Election 2008: Crossing The Archie Bunker Divide?
The white, blue-collar voters personified by the 1970s fictional television character cost Obama yesterday. His Democratic presidential rival, Senator Hillary Clinton of New York, beat him 54 percent to 44 percent in industrial Ohio, and 58 percent to 40 percent in heavily Catholic Rhode Island.
In Ohio’s 10th district of Cuyahoga County, a suburban enclave on Cleveland’s west side that includes a large population of Polish-Americans, Clinton trounced Obama 61 percent to 37 percent, according to exit polls. In the state’s Belmont County, an economically depressed Appalachian border area that is predominantly white, she had a 50-point lead over Obama, the first black candidate to have a shot at the White House.
"Race played a significant factor in Ohio,” said Cuyahoga County Commissioner Timothy Hagan, who supported Obama. "These people are not necessarily bigots, but the image they see every day of black America is drugs, crime, guns and violence.”….
The challenges he faces with these groups are evident in his hometown of Chicago, where voters know him and he is popular. Still, he faces resistance in working-class, white ethnic neighborhoods.
“I can’t support him,” said Richard Dorsch, a 53-year-old paramedic fire chief from Chicago’s Edison Park. Dorsch, who said his kids liken him to Archie Bunker, voted for Clinton in the primary, though he plans to support Republican Senator John McCain of Arizona if Obama wins the nomination.
“When he talks to you, it’s like he’s talking down to you,” Dorsch said. “He doesn’t have the experience to talk like that.”
Dorsch’s 41st Ward, which gave Clinton, 60, a six- percentage-point advantage, is 90 percent white, dominated by German, Polish and Irish ethnic police officers, teachers and city workers.
Living as I do in the hills of WV, I have heard this sort of talk from a lot of folks — both about not feeling comfortable casting a vote for Obama or for Clinton, on race or gender grounds. But it isn’t limited to the Archie Bunkers of the world, because there are a whole lot of Ediths in the racial and gender discrimination closet as well. You can see from the "These people are not necessarily bigots, but the image they see every day of black America is drugs, crime, guns and violence.” that a lot more discussion and education on this is sorely needed. (No siree, no bigotry there. Sheesh.)
Pam Spaulding, who has been writing about this issue quite a bit this election cycle, provides a perfect example of an "Archie Bunker" that isn’t reachable. But he is illustrative of the sort of education and bigotry issues we will all face as we head toward November, whether Clinton or Obama is our nominee.
Where people have researched the candidates and can have a broader discussion about specifics, the gender and color questions fade in light of particular pet issues. At least, that’s proved true when I’ve talked about this with folks here. But I always get the feeling that, for a lot of them, there is still a bit of a comfort question and that the person who looks like a traditional presidential choice for them is…McCain.

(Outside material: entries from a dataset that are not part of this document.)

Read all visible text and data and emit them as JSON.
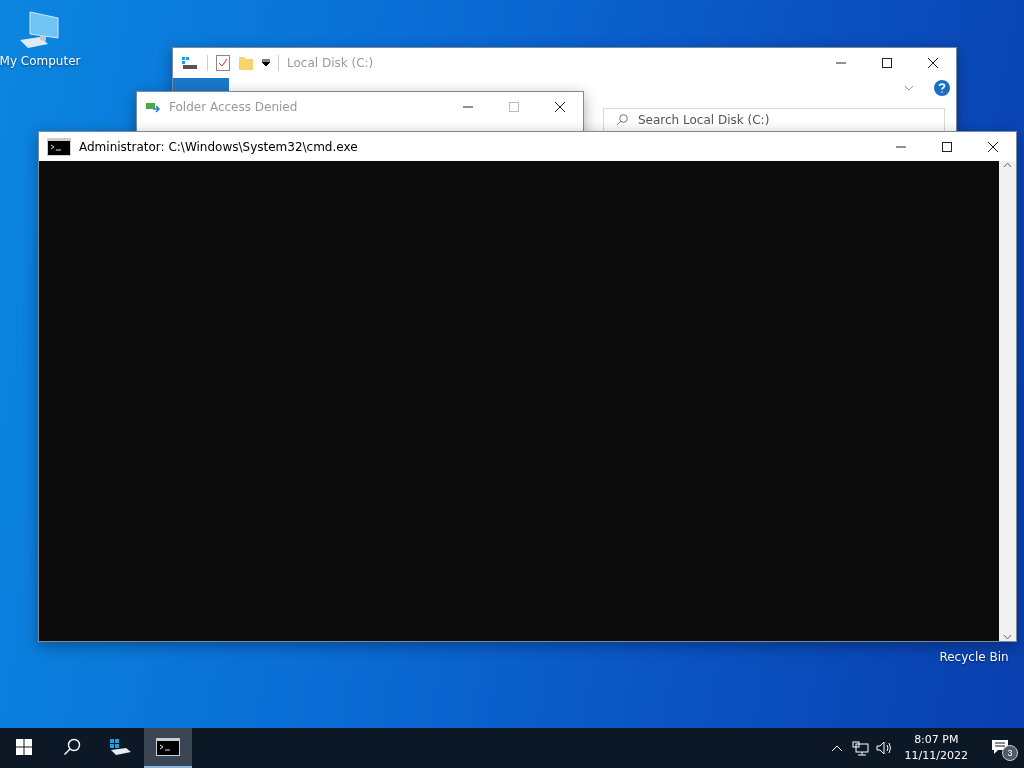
{
  "desktop_icons": [
    {
      "kind": "computer",
      "label": "My Computer"
    },
    {
      "kind": "recycle",
      "label": "Recycle Bin"
    }
  ],
  "explorer": {
    "title": "Local Disk (C:)",
    "search": {
      "placeholder": "Search Local Disk (C:)"
    }
  },
  "dialog": {
    "title": "Folder Access Denied"
  },
  "console": {
    "title": "Administrator: C:\\Windows\\System32\\cmd.exe"
  },
  "taskbar": {
    "apps": [
      {
        "kind": "explorer",
        "selected": false
      },
      {
        "kind": "console",
        "selected": true
      }
    ],
    "time": "8:07 PM",
    "date": "11/11/2022",
    "notification_count": "3"
  }
}
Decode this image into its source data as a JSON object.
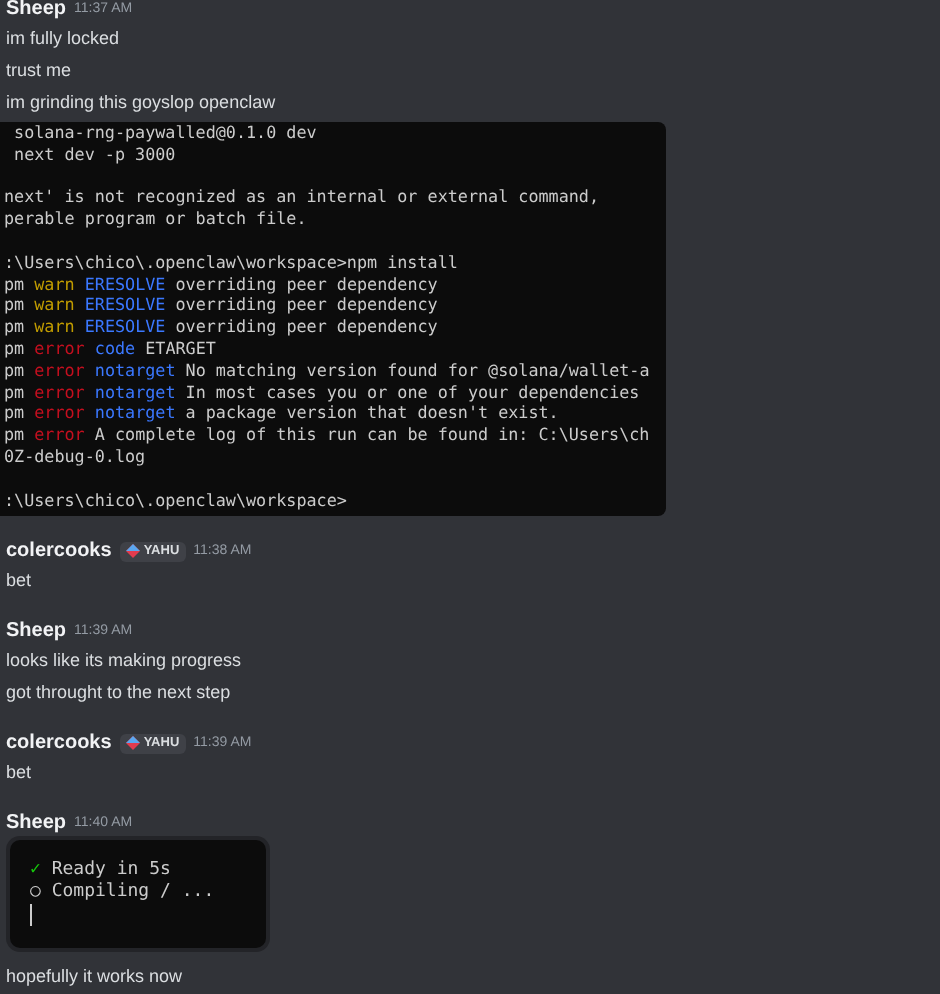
{
  "messages": [
    {
      "author": "Sheep",
      "time": "11:37 AM",
      "content": [
        {
          "kind": "text",
          "text": "im fully locked"
        },
        {
          "kind": "text",
          "text": "trust me"
        },
        {
          "kind": "text",
          "text": "im grinding this goyslop openclaw"
        },
        {
          "kind": "terminal",
          "lines": [
            {
              "segments": [
                {
                  "text": " solana-rng-paywalled@0.1.0 dev"
                }
              ]
            },
            {
              "segments": [
                {
                  "text": " next dev -p 3000"
                }
              ]
            },
            {
              "gap": true,
              "segments": [
                {
                  "text": "next' is not recognized as an internal or external command,"
                }
              ]
            },
            {
              "segments": [
                {
                  "text": "perable program or batch file."
                }
              ]
            },
            {
              "gap": true,
              "segments": [
                {
                  "text": ":\\Users\\chico\\.openclaw\\workspace>npm install"
                }
              ]
            },
            {
              "segments": [
                {
                  "text": "pm "
                },
                {
                  "color": "#c19c00",
                  "text": "warn "
                },
                {
                  "color": "#3b78ff",
                  "text": "ERESOLVE"
                },
                {
                  "text": " overriding peer dependency"
                }
              ]
            },
            {
              "segments": [
                {
                  "text": "pm "
                },
                {
                  "color": "#c19c00",
                  "text": "warn "
                },
                {
                  "color": "#3b78ff",
                  "text": "ERESOLVE"
                },
                {
                  "text": " overriding peer dependency"
                }
              ]
            },
            {
              "segments": [
                {
                  "text": "pm "
                },
                {
                  "color": "#c19c00",
                  "text": "warn "
                },
                {
                  "color": "#3b78ff",
                  "text": "ERESOLVE"
                },
                {
                  "text": " overriding peer dependency"
                }
              ]
            },
            {
              "segments": [
                {
                  "text": "pm "
                },
                {
                  "color": "#c50f1f",
                  "text": "error "
                },
                {
                  "color": "#3b78ff",
                  "text": "code"
                },
                {
                  "text": " ETARGET"
                }
              ]
            },
            {
              "segments": [
                {
                  "text": "pm "
                },
                {
                  "color": "#c50f1f",
                  "text": "error "
                },
                {
                  "color": "#3b78ff",
                  "text": "notarget"
                },
                {
                  "text": " No matching version found for @solana/wallet-a"
                }
              ]
            },
            {
              "segments": [
                {
                  "text": "pm "
                },
                {
                  "color": "#c50f1f",
                  "text": "error "
                },
                {
                  "color": "#3b78ff",
                  "text": "notarget"
                },
                {
                  "text": " In most cases you or one of your dependencies"
                }
              ]
            },
            {
              "segments": [
                {
                  "text": "pm "
                },
                {
                  "color": "#c50f1f",
                  "text": "error "
                },
                {
                  "color": "#3b78ff",
                  "text": "notarget"
                },
                {
                  "text": " a package version that doesn't exist."
                }
              ]
            },
            {
              "segments": [
                {
                  "text": "pm "
                },
                {
                  "color": "#c50f1f",
                  "text": "error"
                },
                {
                  "text": " A complete log of this run can be found in: C:\\Users\\ch"
                }
              ]
            },
            {
              "segments": [
                {
                  "text": "0Z-debug-0.log"
                }
              ]
            },
            {
              "gap": true,
              "segments": [
                {
                  "text": ":\\Users\\chico\\.openclaw\\workspace>"
                }
              ]
            }
          ]
        }
      ]
    },
    {
      "author": "colercooks",
      "badge": "YAHU",
      "time": "11:38 AM",
      "content": [
        {
          "kind": "text",
          "text": "bet"
        }
      ]
    },
    {
      "author": "Sheep",
      "time": "11:39 AM",
      "content": [
        {
          "kind": "text",
          "text": "looks like its making progress"
        },
        {
          "kind": "text",
          "text": "got throught to the next step"
        }
      ]
    },
    {
      "author": "colercooks",
      "badge": "YAHU",
      "time": "11:39 AM",
      "content": [
        {
          "kind": "text",
          "text": "bet"
        }
      ]
    },
    {
      "author": "Sheep",
      "time": "11:40 AM",
      "content": [
        {
          "kind": "terminal",
          "framed": true,
          "cursor": true,
          "lines": [
            {
              "segments": [
                {
                  "color": "#16c60c",
                  "text": "✓ "
                },
                {
                  "text": "Ready in 5s"
                }
              ]
            },
            {
              "segments": [
                {
                  "text": "○ Compiling / ..."
                }
              ]
            }
          ]
        },
        {
          "kind": "text",
          "text": "hopefully it works now"
        }
      ]
    }
  ]
}
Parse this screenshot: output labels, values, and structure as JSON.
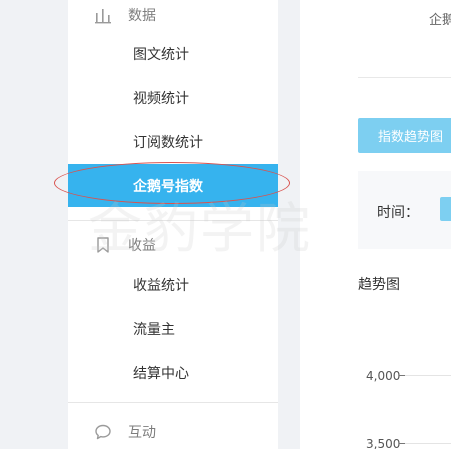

No matter who the Dem nominee may be, we are going to have a lot of work to do.
Both Democratic candidates ought to stop flinging poo at each other via the surrogate blather networks, and start thinking about building up their own images instead. If these traditional blue collar democratic-leaning voters don’t have a solid feel for what the Democratic presidential nominee stands for, how hard the candidate is willing to fight to solve their problems, for the things that matter to their families, for the kitchen table worries and the fear of job loss and health problems and no insurance and rising energy costs and on and on that are hitting Americans square in the gut? Then the Archie Bunker problem is going to be a whole lot bigger than just this one segment of the electorate.
People want change. Absolutely. But they need to know what "change" means for them — what are we changing to? What are the goals toward which we all ought to work together? How do we get there? And how do we make it crystal clear that a vote for McCain is a vote for even more Bush/Cheney purgatory for all of us?
These issues are going to cut across voter groups larger than just the Archie Bunker segment of the population. And they need to be hit now…not later.
It doesn’t help that the racial and gender tensions of the Archie Bunkers of the world keep getting egged on and exacerbated by foot-in-mouth surrogates with both campaigns. Here’s an idea — how about we all start trying to lift one another upward and talk about the things we ought to be doing instead of just lobbing pies and insults back and forth? Both campaigns could start by taking a peek at this article from Kavita Ramdas in The Nation, and adding their voices to the conversation. It sure would be a helluva lot more constructive than "neener, neener, neener" or any number of other stupid things that have come oozing out lately.
Ah, well, a girl can dream…